§ **About this task**
Return each record shown beneath, word for word.

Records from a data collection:
◇ ◇ ◇

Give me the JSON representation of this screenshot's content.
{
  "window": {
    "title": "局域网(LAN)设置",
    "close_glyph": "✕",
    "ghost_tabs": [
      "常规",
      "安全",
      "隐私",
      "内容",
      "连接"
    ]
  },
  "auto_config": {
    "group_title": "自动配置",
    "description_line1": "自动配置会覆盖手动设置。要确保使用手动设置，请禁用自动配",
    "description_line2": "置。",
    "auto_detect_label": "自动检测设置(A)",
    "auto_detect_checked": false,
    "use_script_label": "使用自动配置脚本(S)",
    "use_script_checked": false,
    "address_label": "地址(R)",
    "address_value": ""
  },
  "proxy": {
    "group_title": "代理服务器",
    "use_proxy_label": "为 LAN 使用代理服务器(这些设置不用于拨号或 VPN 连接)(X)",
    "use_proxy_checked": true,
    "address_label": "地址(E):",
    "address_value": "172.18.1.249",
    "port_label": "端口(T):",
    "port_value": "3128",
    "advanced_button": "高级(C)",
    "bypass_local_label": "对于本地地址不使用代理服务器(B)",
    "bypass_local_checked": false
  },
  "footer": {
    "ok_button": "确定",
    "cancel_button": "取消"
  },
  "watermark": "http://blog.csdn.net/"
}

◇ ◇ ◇

§ **Result of this exercise**
Give me the JSON representation of this screenshot's content.
{
  "window": {
    "title": "局域网(LAN)设置",
    "close_glyph": "✕",
    "ghost_tabs": [
      "常规",
      "安全",
      "隐私",
      "内容",
      "连接"
    ]
  },
  "auto_config": {
    "group_title": "自动配置",
    "description_line1": "自动配置会覆盖手动设置。要确保使用手动设置，请禁用自动配",
    "description_line2": "置。",
    "auto_detect_label": "自动检测设置(A)",
    "auto_detect_checked": false,
    "use_script_label": "使用自动配置脚本(S)",
    "use_script_checked": false,
    "address_label": "地址(R)",
    "address_value": ""
  },
  "proxy": {
    "group_title": "代理服务器",
    "use_proxy_label": "为 LAN 使用代理服务器(这些设置不用于拨号或 VPN 连接)(X)",
    "use_proxy_checked": true,
    "address_label": "地址(E):",
    "address_value": "172.18.1.249",
    "port_label": "端口(T):",
    "port_value": "3128",
    "advanced_button": "高级(C)",
    "bypass_local_label": "对于本地地址不使用代理服务器(B)",
    "bypass_local_checked": false
  },
  "footer": {
    "ok_button": "确定",
    "cancel_button": "取消"
  },
  "watermark": "http://blog.csdn.net/"
}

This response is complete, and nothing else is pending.